● **Problem statement**
Every entry below, first to last, should be restated word for word.

Dataset rows for apps and sites
§

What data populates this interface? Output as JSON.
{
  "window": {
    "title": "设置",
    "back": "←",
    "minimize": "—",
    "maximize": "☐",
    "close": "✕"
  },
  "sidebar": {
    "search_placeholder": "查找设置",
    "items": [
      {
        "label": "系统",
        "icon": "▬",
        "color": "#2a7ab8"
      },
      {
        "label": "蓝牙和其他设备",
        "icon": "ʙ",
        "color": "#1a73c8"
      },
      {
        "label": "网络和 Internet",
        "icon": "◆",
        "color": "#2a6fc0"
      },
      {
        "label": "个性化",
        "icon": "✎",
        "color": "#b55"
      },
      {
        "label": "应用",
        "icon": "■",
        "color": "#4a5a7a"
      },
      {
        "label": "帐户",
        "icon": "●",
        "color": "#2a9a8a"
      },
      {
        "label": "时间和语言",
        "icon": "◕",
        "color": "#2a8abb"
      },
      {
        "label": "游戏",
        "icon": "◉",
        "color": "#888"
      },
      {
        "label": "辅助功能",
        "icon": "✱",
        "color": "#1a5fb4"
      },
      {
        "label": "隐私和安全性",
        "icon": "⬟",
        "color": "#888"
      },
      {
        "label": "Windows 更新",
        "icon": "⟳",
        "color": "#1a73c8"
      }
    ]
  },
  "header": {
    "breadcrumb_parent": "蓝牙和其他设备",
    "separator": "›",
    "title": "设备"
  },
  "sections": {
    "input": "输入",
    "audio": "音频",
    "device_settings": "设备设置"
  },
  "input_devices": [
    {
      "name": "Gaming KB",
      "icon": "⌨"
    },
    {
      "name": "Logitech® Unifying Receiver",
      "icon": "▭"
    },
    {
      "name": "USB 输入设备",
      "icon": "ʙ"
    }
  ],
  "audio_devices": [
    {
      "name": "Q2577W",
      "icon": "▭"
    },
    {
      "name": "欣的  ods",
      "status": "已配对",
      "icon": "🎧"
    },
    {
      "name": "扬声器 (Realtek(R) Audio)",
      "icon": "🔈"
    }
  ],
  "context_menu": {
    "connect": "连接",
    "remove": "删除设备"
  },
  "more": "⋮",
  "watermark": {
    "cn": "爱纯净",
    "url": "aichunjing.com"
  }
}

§

● **Written response**
What data populates this interface? Output as JSON.
{
  "window": {
    "title": "设置",
    "back": "←",
    "minimize": "—",
    "maximize": "☐",
    "close": "✕"
  },
  "sidebar": {
    "search_placeholder": "查找设置",
    "items": [
      {
        "label": "系统",
        "icon": "▬",
        "color": "#2a7ab8"
      },
      {
        "label": "蓝牙和其他设备",
        "icon": "ʙ",
        "color": "#1a73c8"
      },
      {
        "label": "网络和 Internet",
        "icon": "◆",
        "color": "#2a6fc0"
      },
      {
        "label": "个性化",
        "icon": "✎",
        "color": "#b55"
      },
      {
        "label": "应用",
        "icon": "■",
        "color": "#4a5a7a"
      },
      {
        "label": "帐户",
        "icon": "●",
        "color": "#2a9a8a"
      },
      {
        "label": "时间和语言",
        "icon": "◕",
        "color": "#2a8abb"
      },
      {
        "label": "游戏",
        "icon": "◉",
        "color": "#888"
      },
      {
        "label": "辅助功能",
        "icon": "✱",
        "color": "#1a5fb4"
      },
      {
        "label": "隐私和安全性",
        "icon": "⬟",
        "color": "#888"
      },
      {
        "label": "Windows 更新",
        "icon": "⟳",
        "color": "#1a73c8"
      }
    ]
  },
  "header": {
    "breadcrumb_parent": "蓝牙和其他设备",
    "separator": "›",
    "title": "设备"
  },
  "sections": {
    "input": "输入",
    "audio": "音频",
    "device_settings": "设备设置"
  },
  "input_devices": [
    {
      "name": "Gaming KB",
      "icon": "⌨"
    },
    {
      "name": "Logitech® Unifying Receiver",
      "icon": "▭"
    },
    {
      "name": "USB 输入设备",
      "icon": "ʙ"
    }
  ],
  "audio_devices": [
    {
      "name": "Q2577W",
      "icon": "▭"
    },
    {
      "name": "欣的  ods",
      "status": "已配对",
      "icon": "🎧"
    },
    {
      "name": "扬声器 (Realtek(R) Audio)",
      "icon": "🔈"
    }
  ],
  "context_menu": {
    "connect": "连接",
    "remove": "删除设备"
  },
  "more": "⋮",
  "watermark": {
    "cn": "爱纯净",
    "url": "aichunjing.com"
  }
}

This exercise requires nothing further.